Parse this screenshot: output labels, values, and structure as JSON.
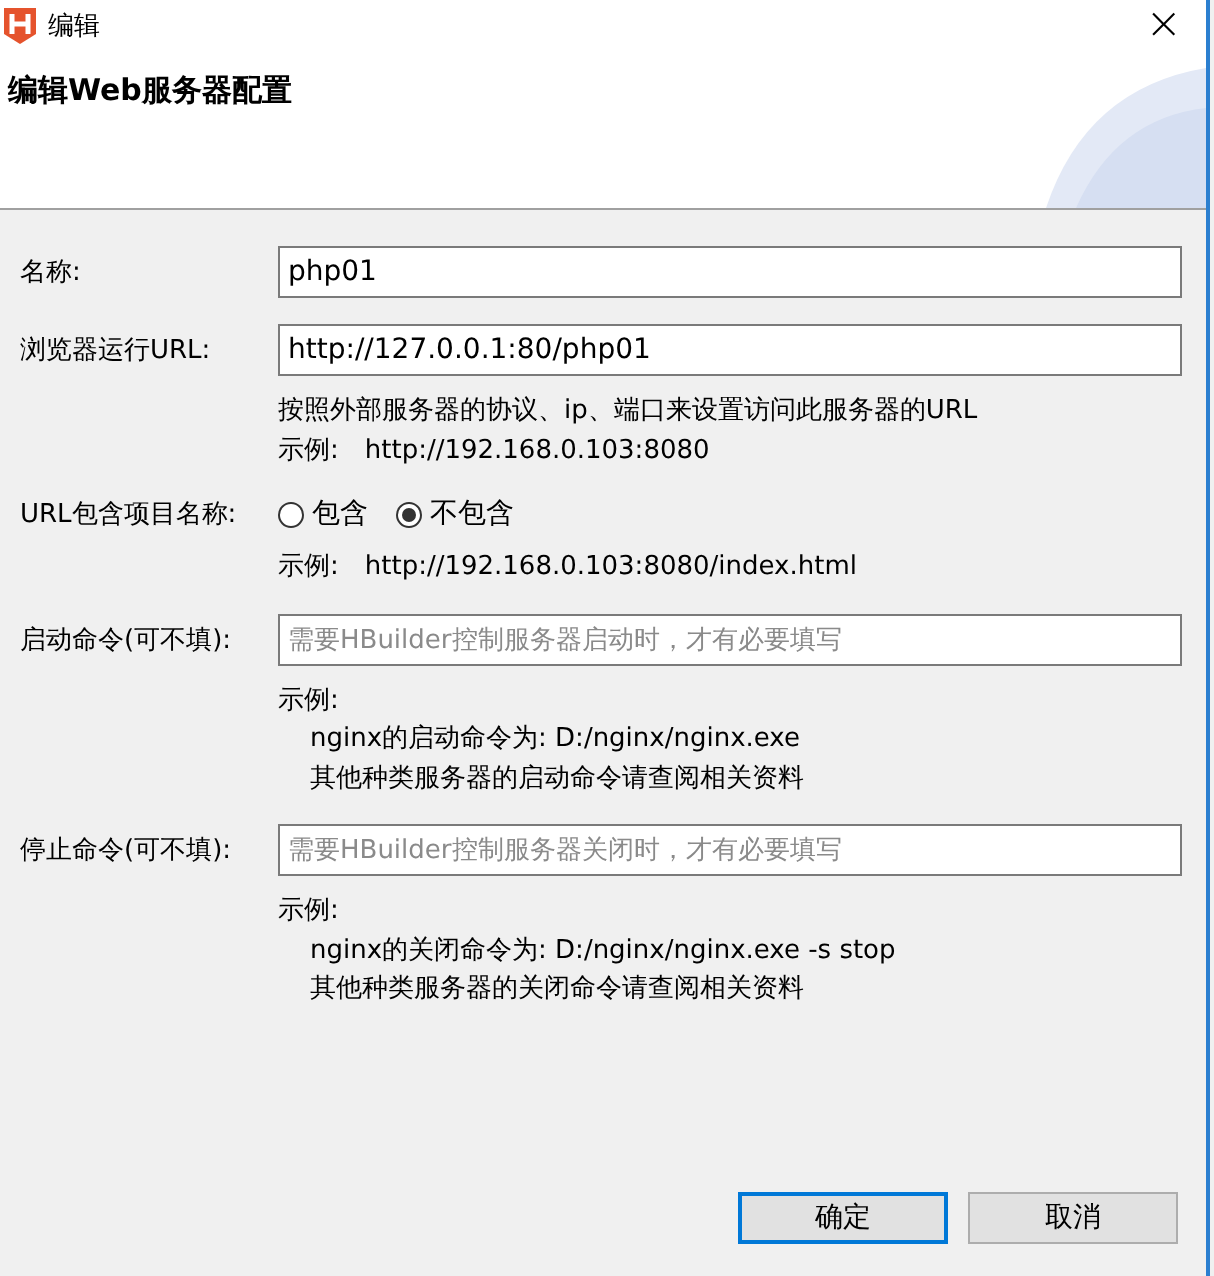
{
  "window": {
    "title": "编辑",
    "close": "×"
  },
  "header": {
    "title": "编辑Web服务器配置"
  },
  "rows": [
    {
      "kind": "input",
      "label": "名称:",
      "value": "php01",
      "notes": []
    },
    {
      "kind": "input",
      "label": "浏览器运行URL:",
      "value": "http://127.0.0.1:80/php01",
      "notes": [
        {
          "text": "按照外部服务器的协议、ip、端口来设置访问此服务器的URL",
          "indent": false
        },
        {
          "text": "示例:　http://192.168.0.103:8080",
          "indent": false
        }
      ]
    },
    {
      "kind": "radio",
      "label": "URL包含项目名称:",
      "options": [
        {
          "label": "包含",
          "selected": false
        },
        {
          "label": "不包含",
          "selected": true
        }
      ],
      "notes": [
        {
          "text": "示例:　http://192.168.0.103:8080/index.html",
          "indent": false
        }
      ]
    },
    {
      "kind": "input",
      "label": "启动命令(可不填):",
      "placeholder": "需要HBuilder控制服务器启动时，才有必要填写",
      "notes": [
        {
          "text": "示例:",
          "indent": false
        },
        {
          "text": "nginx的启动命令为:  D:/nginx/nginx.exe",
          "indent": true
        },
        {
          "text": "其他种类服务器的启动命令请查阅相关资料",
          "indent": true
        }
      ]
    },
    {
      "kind": "input",
      "label": "停止命令(可不填):",
      "placeholder": "需要HBuilder控制服务器关闭时，才有必要填写",
      "notes": [
        {
          "text": "示例:",
          "indent": false
        },
        {
          "text": "nginx的关闭命令为:  D:/nginx/nginx.exe -s stop",
          "indent": true
        },
        {
          "text": "其他种类服务器的关闭命令请查阅相关资料",
          "indent": true
        }
      ]
    }
  ],
  "buttons": [
    {
      "label": "确定",
      "default": true
    },
    {
      "label": "取消",
      "default": false
    }
  ]
}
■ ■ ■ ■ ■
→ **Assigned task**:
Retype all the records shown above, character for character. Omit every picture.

→ **Task output**:
Parse this screenshot: output labels, values, and structure as JSON.
{
  "window": {
    "title": "编辑",
    "close": "×"
  },
  "header": {
    "title": "编辑Web服务器配置"
  },
  "rows": [
    {
      "kind": "input",
      "label": "名称:",
      "value": "php01",
      "notes": []
    },
    {
      "kind": "input",
      "label": "浏览器运行URL:",
      "value": "http://127.0.0.1:80/php01",
      "notes": [
        {
          "text": "按照外部服务器的协议、ip、端口来设置访问此服务器的URL",
          "indent": false
        },
        {
          "text": "示例:　http://192.168.0.103:8080",
          "indent": false
        }
      ]
    },
    {
      "kind": "radio",
      "label": "URL包含项目名称:",
      "options": [
        {
          "label": "包含",
          "selected": false
        },
        {
          "label": "不包含",
          "selected": true
        }
      ],
      "notes": [
        {
          "text": "示例:　http://192.168.0.103:8080/index.html",
          "indent": false
        }
      ]
    },
    {
      "kind": "input",
      "label": "启动命令(可不填):",
      "placeholder": "需要HBuilder控制服务器启动时，才有必要填写",
      "notes": [
        {
          "text": "示例:",
          "indent": false
        },
        {
          "text": "nginx的启动命令为:  D:/nginx/nginx.exe",
          "indent": true
        },
        {
          "text": "其他种类服务器的启动命令请查阅相关资料",
          "indent": true
        }
      ]
    },
    {
      "kind": "input",
      "label": "停止命令(可不填):",
      "placeholder": "需要HBuilder控制服务器关闭时，才有必要填写",
      "notes": [
        {
          "text": "示例:",
          "indent": false
        },
        {
          "text": "nginx的关闭命令为:  D:/nginx/nginx.exe -s stop",
          "indent": true
        },
        {
          "text": "其他种类服务器的关闭命令请查阅相关资料",
          "indent": true
        }
      ]
    }
  ],
  "buttons": [
    {
      "label": "确定",
      "default": true
    },
    {
      "label": "取消",
      "default": false
    }
  ]
}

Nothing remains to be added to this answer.